Required work:
Copy every record that follows, word for word.

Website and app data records
___
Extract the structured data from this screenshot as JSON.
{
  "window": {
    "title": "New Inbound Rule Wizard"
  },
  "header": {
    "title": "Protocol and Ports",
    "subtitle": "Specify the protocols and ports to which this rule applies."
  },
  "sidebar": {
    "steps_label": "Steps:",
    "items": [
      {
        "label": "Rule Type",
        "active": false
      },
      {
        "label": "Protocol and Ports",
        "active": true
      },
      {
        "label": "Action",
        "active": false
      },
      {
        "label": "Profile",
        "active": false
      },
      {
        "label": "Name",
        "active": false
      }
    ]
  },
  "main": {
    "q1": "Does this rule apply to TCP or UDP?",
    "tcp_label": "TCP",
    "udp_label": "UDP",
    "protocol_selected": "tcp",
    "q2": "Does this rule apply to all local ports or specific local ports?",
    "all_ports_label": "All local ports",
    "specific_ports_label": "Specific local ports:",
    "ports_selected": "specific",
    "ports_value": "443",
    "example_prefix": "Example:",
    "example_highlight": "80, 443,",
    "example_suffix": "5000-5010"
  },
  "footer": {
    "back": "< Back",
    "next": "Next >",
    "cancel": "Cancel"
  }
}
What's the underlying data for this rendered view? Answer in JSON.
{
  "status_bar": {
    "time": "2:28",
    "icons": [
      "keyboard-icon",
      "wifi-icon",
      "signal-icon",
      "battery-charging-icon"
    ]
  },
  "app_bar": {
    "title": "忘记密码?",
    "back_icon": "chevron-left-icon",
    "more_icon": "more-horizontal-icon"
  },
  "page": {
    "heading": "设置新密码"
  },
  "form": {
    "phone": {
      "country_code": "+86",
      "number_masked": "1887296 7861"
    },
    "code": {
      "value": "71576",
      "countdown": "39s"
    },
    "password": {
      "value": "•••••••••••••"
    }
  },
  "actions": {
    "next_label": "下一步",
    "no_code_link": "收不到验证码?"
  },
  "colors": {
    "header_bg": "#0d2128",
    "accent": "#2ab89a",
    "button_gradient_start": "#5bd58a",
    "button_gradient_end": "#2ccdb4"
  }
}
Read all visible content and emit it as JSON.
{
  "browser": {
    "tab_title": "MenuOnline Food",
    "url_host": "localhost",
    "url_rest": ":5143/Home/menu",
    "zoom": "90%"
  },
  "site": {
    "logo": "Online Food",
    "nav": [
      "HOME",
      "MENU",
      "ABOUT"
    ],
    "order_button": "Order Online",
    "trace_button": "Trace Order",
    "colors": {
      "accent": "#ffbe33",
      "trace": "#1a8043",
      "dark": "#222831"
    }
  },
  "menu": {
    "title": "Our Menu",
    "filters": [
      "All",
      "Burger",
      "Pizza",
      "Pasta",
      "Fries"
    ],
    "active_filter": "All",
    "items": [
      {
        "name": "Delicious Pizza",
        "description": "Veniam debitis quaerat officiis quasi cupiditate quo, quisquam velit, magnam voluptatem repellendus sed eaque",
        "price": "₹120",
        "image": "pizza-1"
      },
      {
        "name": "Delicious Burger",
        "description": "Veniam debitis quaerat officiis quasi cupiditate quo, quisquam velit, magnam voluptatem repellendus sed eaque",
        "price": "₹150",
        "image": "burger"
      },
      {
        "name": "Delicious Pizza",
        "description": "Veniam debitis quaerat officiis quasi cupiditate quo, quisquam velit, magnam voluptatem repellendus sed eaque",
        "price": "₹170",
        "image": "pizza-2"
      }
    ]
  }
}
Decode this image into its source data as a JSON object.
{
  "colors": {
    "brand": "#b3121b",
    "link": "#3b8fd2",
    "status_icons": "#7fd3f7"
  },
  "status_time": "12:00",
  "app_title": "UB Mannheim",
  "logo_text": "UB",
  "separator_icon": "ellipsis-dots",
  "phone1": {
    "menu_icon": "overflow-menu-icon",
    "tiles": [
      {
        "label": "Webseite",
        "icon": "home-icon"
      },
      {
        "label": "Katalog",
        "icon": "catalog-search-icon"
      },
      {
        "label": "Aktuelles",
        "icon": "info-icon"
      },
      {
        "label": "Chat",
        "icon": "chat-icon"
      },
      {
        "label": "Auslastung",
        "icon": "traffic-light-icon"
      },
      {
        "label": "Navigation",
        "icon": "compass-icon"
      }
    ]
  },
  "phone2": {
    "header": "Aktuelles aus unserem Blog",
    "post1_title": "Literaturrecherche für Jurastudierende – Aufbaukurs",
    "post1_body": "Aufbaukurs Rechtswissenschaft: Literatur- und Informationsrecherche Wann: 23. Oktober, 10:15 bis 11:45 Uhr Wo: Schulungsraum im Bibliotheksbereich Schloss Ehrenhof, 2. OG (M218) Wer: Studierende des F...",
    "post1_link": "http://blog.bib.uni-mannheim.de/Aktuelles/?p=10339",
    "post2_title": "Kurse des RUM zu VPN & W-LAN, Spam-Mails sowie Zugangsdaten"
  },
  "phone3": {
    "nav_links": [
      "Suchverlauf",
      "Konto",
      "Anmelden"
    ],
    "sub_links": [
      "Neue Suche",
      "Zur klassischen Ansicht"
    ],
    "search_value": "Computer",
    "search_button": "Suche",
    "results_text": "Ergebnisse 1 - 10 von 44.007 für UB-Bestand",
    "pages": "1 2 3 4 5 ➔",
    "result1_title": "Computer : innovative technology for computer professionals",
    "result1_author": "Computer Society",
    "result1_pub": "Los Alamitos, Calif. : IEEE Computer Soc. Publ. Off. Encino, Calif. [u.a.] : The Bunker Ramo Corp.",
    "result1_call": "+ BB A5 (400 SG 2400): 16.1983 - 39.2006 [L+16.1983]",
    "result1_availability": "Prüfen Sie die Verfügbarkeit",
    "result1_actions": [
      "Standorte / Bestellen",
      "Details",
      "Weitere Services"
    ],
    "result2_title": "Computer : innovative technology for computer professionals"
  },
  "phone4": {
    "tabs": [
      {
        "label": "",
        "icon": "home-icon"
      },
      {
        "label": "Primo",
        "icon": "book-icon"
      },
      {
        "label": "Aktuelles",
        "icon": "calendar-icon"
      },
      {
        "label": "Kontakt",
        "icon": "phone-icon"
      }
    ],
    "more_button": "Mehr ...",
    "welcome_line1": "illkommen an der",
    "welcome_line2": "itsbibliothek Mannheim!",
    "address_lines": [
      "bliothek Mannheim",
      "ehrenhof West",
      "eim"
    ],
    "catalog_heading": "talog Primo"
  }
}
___
Reply:
Extract the structured data from this screenshot as JSON.
{
  "window": {
    "title": "New Inbound Rule Wizard"
  },
  "header": {
    "title": "Protocol and Ports",
    "subtitle": "Specify the protocols and ports to which this rule applies."
  },
  "sidebar": {
    "steps_label": "Steps:",
    "items": [
      {
        "label": "Rule Type",
        "active": false
      },
      {
        "label": "Protocol and Ports",
        "active": true
      },
      {
        "label": "Action",
        "active": false
      },
      {
        "label": "Profile",
        "active": false
      },
      {
        "label": "Name",
        "active": false
      }
    ]
  },
  "main": {
    "q1": "Does this rule apply to TCP or UDP?",
    "tcp_label": "TCP",
    "udp_label": "UDP",
    "protocol_selected": "tcp",
    "q2": "Does this rule apply to all local ports or specific local ports?",
    "all_ports_label": "All local ports",
    "specific_ports_label": "Specific local ports:",
    "ports_selected": "specific",
    "ports_value": "443",
    "example_prefix": "Example:",
    "example_highlight": "80, 443,",
    "example_suffix": "5000-5010"
  },
  "footer": {
    "back": "< Back",
    "next": "Next >",
    "cancel": "Cancel"
  }
}
What's the underlying data for this rendered view? Answer in JSON.
{
  "status_bar": {
    "time": "2:28",
    "icons": [
      "keyboard-icon",
      "wifi-icon",
      "signal-icon",
      "battery-charging-icon"
    ]
  },
  "app_bar": {
    "title": "忘记密码?",
    "back_icon": "chevron-left-icon",
    "more_icon": "more-horizontal-icon"
  },
  "page": {
    "heading": "设置新密码"
  },
  "form": {
    "phone": {
      "country_code": "+86",
      "number_masked": "1887296 7861"
    },
    "code": {
      "value": "71576",
      "countdown": "39s"
    },
    "password": {
      "value": "•••••••••••••"
    }
  },
  "actions": {
    "next_label": "下一步",
    "no_code_link": "收不到验证码?"
  },
  "colors": {
    "header_bg": "#0d2128",
    "accent": "#2ab89a",
    "button_gradient_start": "#5bd58a",
    "button_gradient_end": "#2ccdb4"
  }
}
Read all visible content and emit it as JSON.
{
  "browser": {
    "tab_title": "MenuOnline Food",
    "url_host": "localhost",
    "url_rest": ":5143/Home/menu",
    "zoom": "90%"
  },
  "site": {
    "logo": "Online Food",
    "nav": [
      "HOME",
      "MENU",
      "ABOUT"
    ],
    "order_button": "Order Online",
    "trace_button": "Trace Order",
    "colors": {
      "accent": "#ffbe33",
      "trace": "#1a8043",
      "dark": "#222831"
    }
  },
  "menu": {
    "title": "Our Menu",
    "filters": [
      "All",
      "Burger",
      "Pizza",
      "Pasta",
      "Fries"
    ],
    "active_filter": "All",
    "items": [
      {
        "name": "Delicious Pizza",
        "description": "Veniam debitis quaerat officiis quasi cupiditate quo, quisquam velit, magnam voluptatem repellendus sed eaque",
        "price": "₹120",
        "image": "pizza-1"
      },
      {
        "name": "Delicious Burger",
        "description": "Veniam debitis quaerat officiis quasi cupiditate quo, quisquam velit, magnam voluptatem repellendus sed eaque",
        "price": "₹150",
        "image": "burger"
      },
      {
        "name": "Delicious Pizza",
        "description": "Veniam debitis quaerat officiis quasi cupiditate quo, quisquam velit, magnam voluptatem repellendus sed eaque",
        "price": "₹170",
        "image": "pizza-2"
      }
    ]
  }
}
Decode this image into its source data as a JSON object.
{
  "colors": {
    "brand": "#b3121b",
    "link": "#3b8fd2",
    "status_icons": "#7fd3f7"
  },
  "status_time": "12:00",
  "app_title": "UB Mannheim",
  "logo_text": "UB",
  "separator_icon": "ellipsis-dots",
  "phone1": {
    "menu_icon": "overflow-menu-icon",
    "tiles": [
      {
        "label": "Webseite",
        "icon": "home-icon"
      },
      {
        "label": "Katalog",
        "icon": "catalog-search-icon"
      },
      {
        "label": "Aktuelles",
        "icon": "info-icon"
      },
      {
        "label": "Chat",
        "icon": "chat-icon"
      },
      {
        "label": "Auslastung",
        "icon": "traffic-light-icon"
      },
      {
        "label": "Navigation",
        "icon": "compass-icon"
      }
    ]
  },
  "phone2": {
    "header": "Aktuelles aus unserem Blog",
    "post1_title": "Literaturrecherche für Jurastudierende – Aufbaukurs",
    "post1_body": "Aufbaukurs Rechtswissenschaft: Literatur- und Informationsrecherche Wann: 23. Oktober, 10:15 bis 11:45 Uhr Wo: Schulungsraum im Bibliotheksbereich Schloss Ehrenhof, 2. OG (M218) Wer: Studierende des F...",
    "post1_link": "http://blog.bib.uni-mannheim.de/Aktuelles/?p=10339",
    "post2_title": "Kurse des RUM zu VPN & W-LAN, Spam-Mails sowie Zugangsdaten"
  },
  "phone3": {
    "nav_links": [
      "Suchverlauf",
      "Konto",
      "Anmelden"
    ],
    "sub_links": [
      "Neue Suche",
      "Zur klassischen Ansicht"
    ],
    "search_value": "Computer",
    "search_button": "Suche",
    "results_text": "Ergebnisse 1 - 10 von 44.007 für UB-Bestand",
    "pages": "1 2 3 4 5 ➔",
    "result1_title": "Computer : innovative technology for computer professionals",
    "result1_author": "Computer Society",
    "result1_pub": "Los Alamitos, Calif. : IEEE Computer Soc. Publ. Off. Encino, Calif. [u.a.] : The Bunker Ramo Corp.",
    "result1_call": "+ BB A5 (400 SG 2400): 16.1983 - 39.2006 [L+16.1983]",
    "result1_availability": "Prüfen Sie die Verfügbarkeit",
    "result1_actions": [
      "Standorte / Bestellen",
      "Details",
      "Weitere Services"
    ],
    "result2_title": "Computer : innovative technology for computer professionals"
  },
  "phone4": {
    "tabs": [
      {
        "label": "",
        "icon": "home-icon"
      },
      {
        "label": "Primo",
        "icon": "book-icon"
      },
      {
        "label": "Aktuelles",
        "icon": "calendar-icon"
      },
      {
        "label": "Kontakt",
        "icon": "phone-icon"
      }
    ],
    "more_button": "Mehr ...",
    "welcome_line1": "illkommen an der",
    "welcome_line2": "itsbibliothek Mannheim!",
    "address_lines": [
      "bliothek Mannheim",
      "ehrenhof West",
      "eim"
    ],
    "catalog_heading": "talog Primo"
  }
}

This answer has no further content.